Exercise details: Copy every line of the entries that has the string "icon" in it.

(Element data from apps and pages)
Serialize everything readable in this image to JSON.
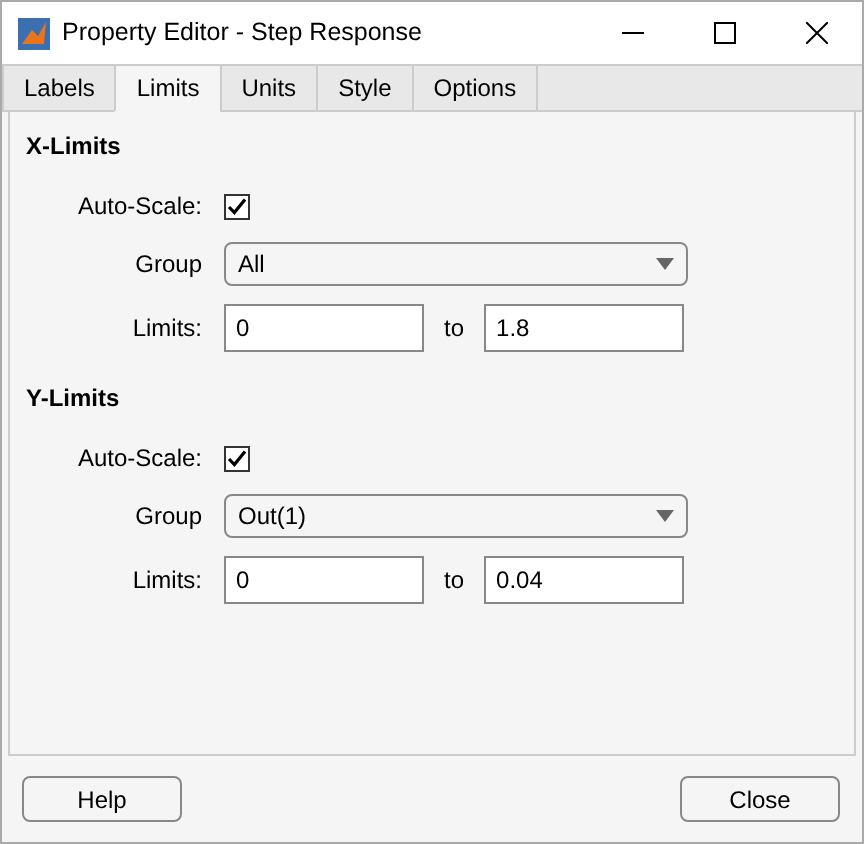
{
  "window": {
    "title": "Property Editor - Step Response"
  },
  "tabs": [
    {
      "label": "Labels",
      "selected": false
    },
    {
      "label": "Limits",
      "selected": true
    },
    {
      "label": "Units",
      "selected": false
    },
    {
      "label": "Style",
      "selected": false
    },
    {
      "label": "Options",
      "selected": false
    }
  ],
  "sections": [
    {
      "title": "X-Limits",
      "auto_scale_label": "Auto-Scale:",
      "auto_scale_checked": true,
      "group_label": "Group",
      "group_value": "All",
      "limits_label": "Limits:",
      "limit_from": "0",
      "to_label": "to",
      "limit_to": "1.8"
    },
    {
      "title": "Y-Limits",
      "auto_scale_label": "Auto-Scale:",
      "auto_scale_checked": true,
      "group_label": "Group",
      "group_value": "Out(1)",
      "limits_label": "Limits:",
      "limit_from": "0",
      "to_label": "to",
      "limit_to": "0.04"
    }
  ],
  "buttons": [
    "Help",
    "Close"
  ]
}
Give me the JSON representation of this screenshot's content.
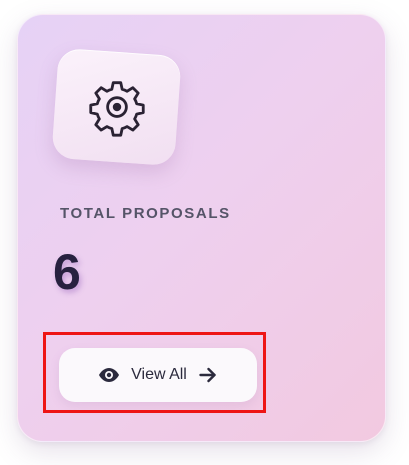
{
  "stat_card": {
    "title": "TOTAL PROPOSALS",
    "value": "6",
    "icon": "gear-icon",
    "button": {
      "label": "View All",
      "leading_icon": "eye-icon",
      "trailing_icon": "arrow-right-icon"
    }
  },
  "colors": {
    "card_gradient_start": "#e6d2f6",
    "card_gradient_end": "#f2c9e0",
    "title_text": "#555468",
    "value_text": "#27213f",
    "button_bg": "#fbf9fc",
    "highlight": "#ee1515"
  }
}
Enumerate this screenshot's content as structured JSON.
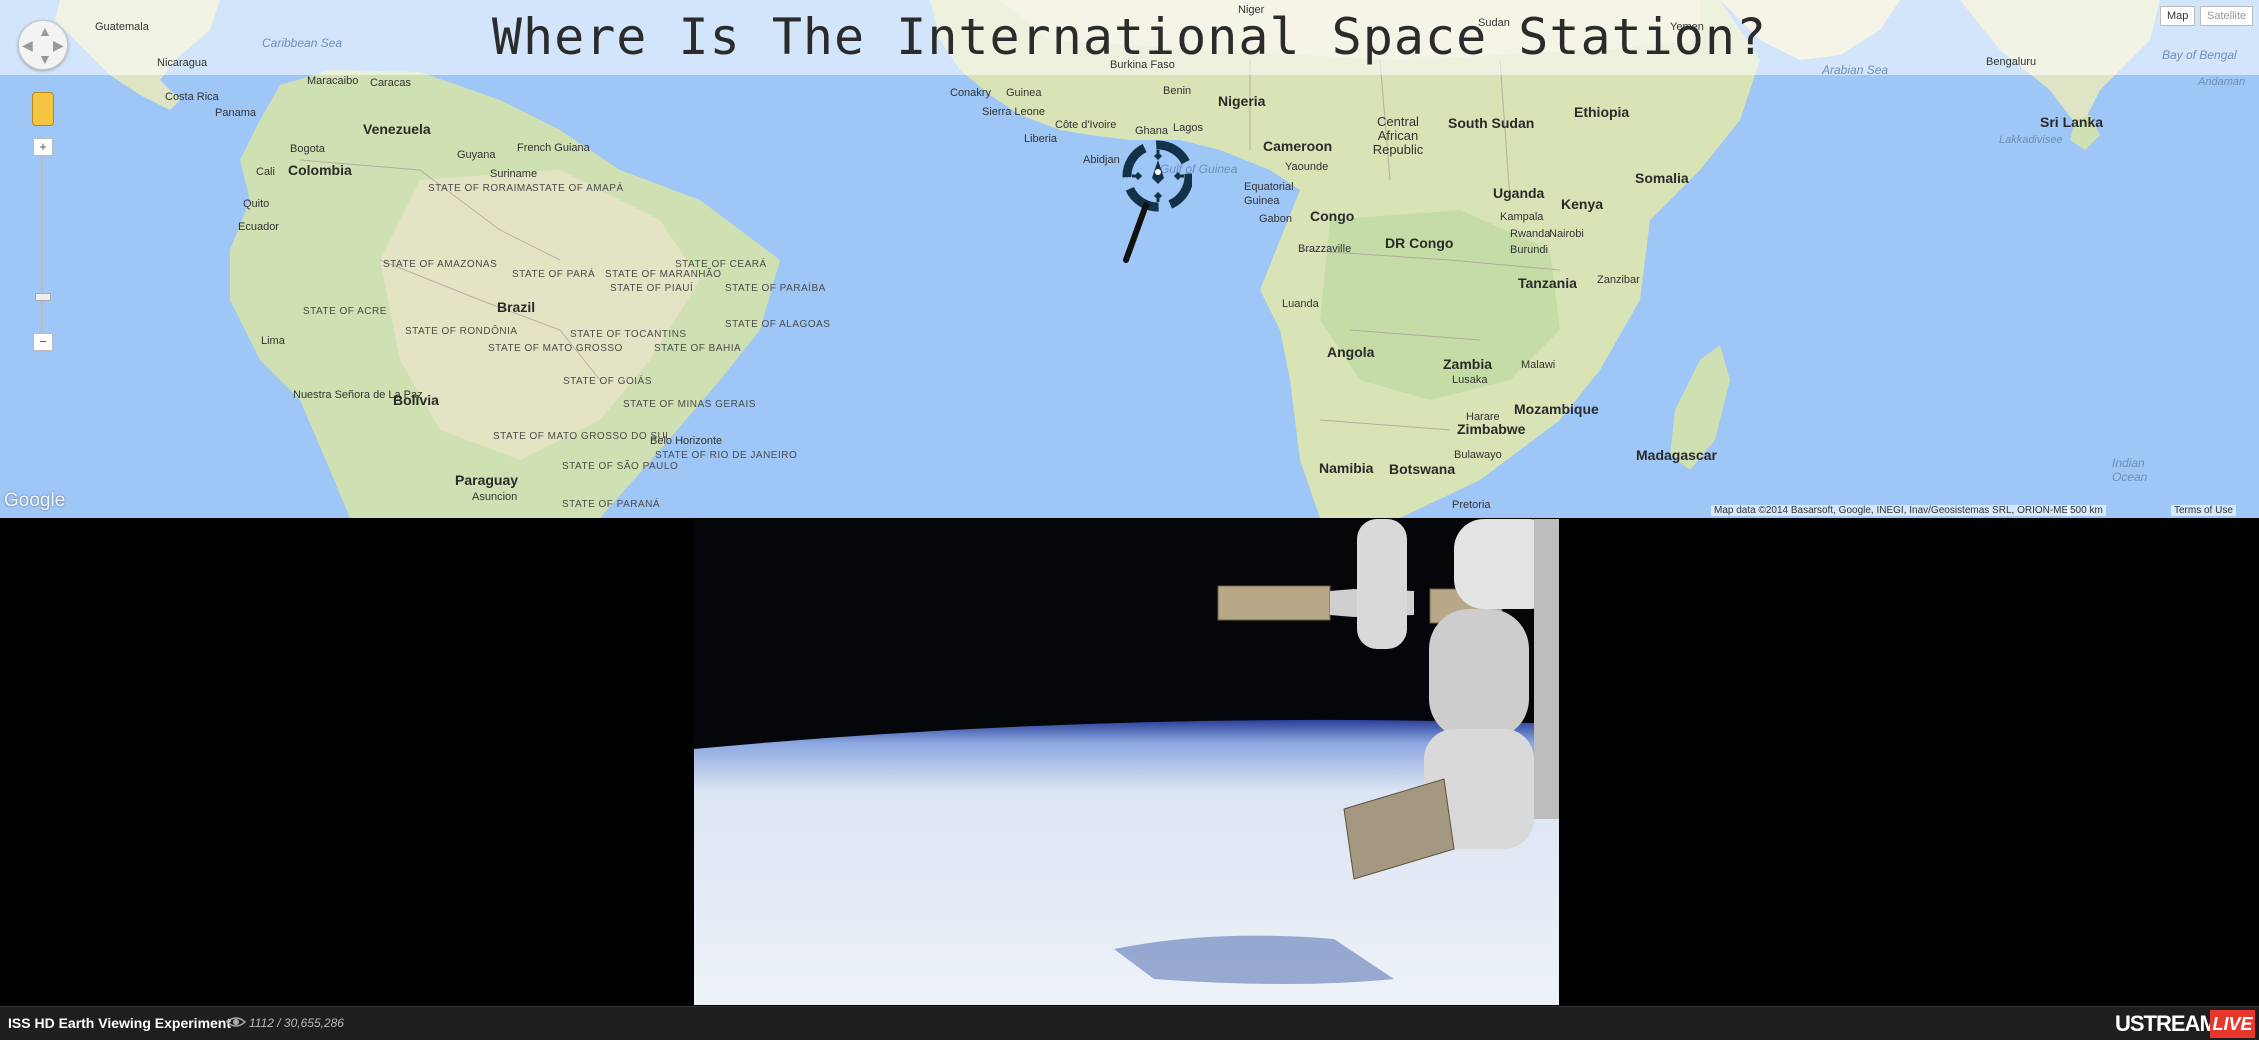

Final answer:
    "icon": "gear-icon",
      "leading_icon": "eye-icon",
      "trailing_icon": "arrow-right-icon"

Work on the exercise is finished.